|Carlos Gamez de Francisco – French Radical Fashion VI in 1789.
Selling art over the Internet is a way of life for Carlos Gamez de Francisco, another artist represented on Artebella. While he is represented by galleries across the country, Gamez de Francisco says, “I like to have art on web sites. I try to use the Internet a lot to promote my work.” He also likes Artebella because it means he sees art even when he’s too busy making it to go to the galleries. “When you make art, you want to see what other people are doing,” he says. “Now I’m closer to knowing what’s out there.”
This is true for more than just working artists holed up in their studios. Westerman says Artebella has the potential to “change how Louisville views visual art and how the world views Louisville artists. This is a contemporary way to view art. It’s not an online gallery. Ninety-nine percent of online galleries fail. That’s not our objective. We want to be sustainable.”
Toward that end, Westerman spent three years developing the Artebella concept and mapping a phased approach to its rollout. In phase one, the focus is Louisville artists. To join the site, locals must be members of LVAA ($40/year, with scholarship money increasingly available) and submit their portfolios for consideration by a panel of arts professionals. “We want it to be inclusive, but also to maintain a high standard of quality,” Westerman says.

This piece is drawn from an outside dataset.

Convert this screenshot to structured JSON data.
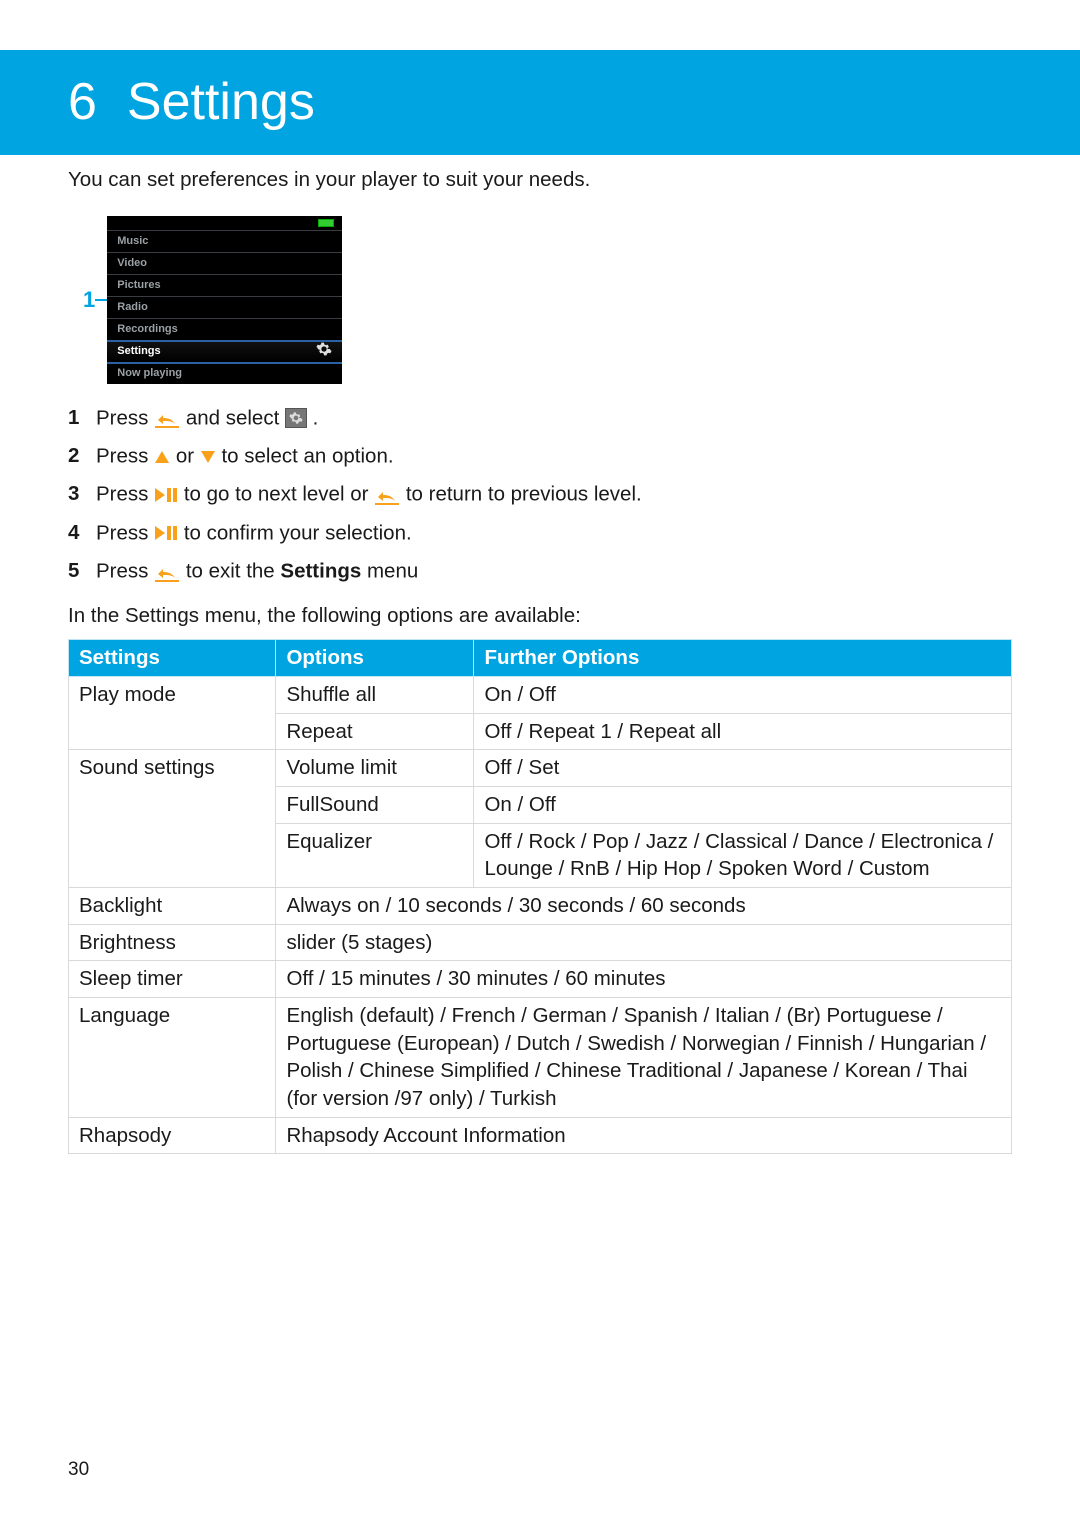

If an artist isn’t initially accepted, they are encouraged to try again. “We may even offer critiques,” he says. “This can be an education tool for artists as well.”
In phase two, artists around the state of Kentucky will be invited to submit work, and in phase three, the pool will be open to artists in the region. In the meantime, Westerman has begun talks with Jefferson County Pubic Schools about using the site in classrooms, and he hopes to develop additional programming to integrate into school curricula. “This is a very well-thought-out program,” says Westerman. “We’ve put a lot of time and energy into the design and infrastructure, and we’ve barely scratched the surface. The site will evolve. If we add value with each phase, that’s the point. And in phase one, so far so good.”
Indeed, early analytics show a distribution list of 6,000 email addresses, a boon for artist exposure. “When could I ever say 6,000 people saw my art?” asks Parsley. And that’s across 12 countries. Parsley didn’t necessarily sign on to sell her work, but she says, “I think selling is a real possibility.”
|Artebella artist Suzi Zimmerer. Photo courtesy of the artist.
Same for Zimmerer, who also shows work on the site but didn’t sign up to sell. “I wanted to be on Artebella to be supportive of it and LVAA. And to be supportive of Louisville,” she says. “It shows that Louisville is diverse and vital and has contributed to the whole art world. If I can share what I do and make people happy, I’m for that.”
Funders have also been supportive of Artebella. Westerman says he was able to secure significant funding from a local foundation, from patrons, donors and a grant from Louisville’s External Agency Fund. “We have a nice mix of investors,” he says.
There’s also a nice mix of art, says Parsley. “Sometimes I like it, sometimes I don’t. Everybody has different taste. Most of it I like. And I like the variety.” Plus, she says, it’s “coffee and art in the morning. What better way to wake up in the morning than to see a new piece of art?”
Adds Zimmerer, “The site is really good. Everyone’s images look nice. It’s easy to use – well designed. Whoever was involved, I say ‘Bravo!’”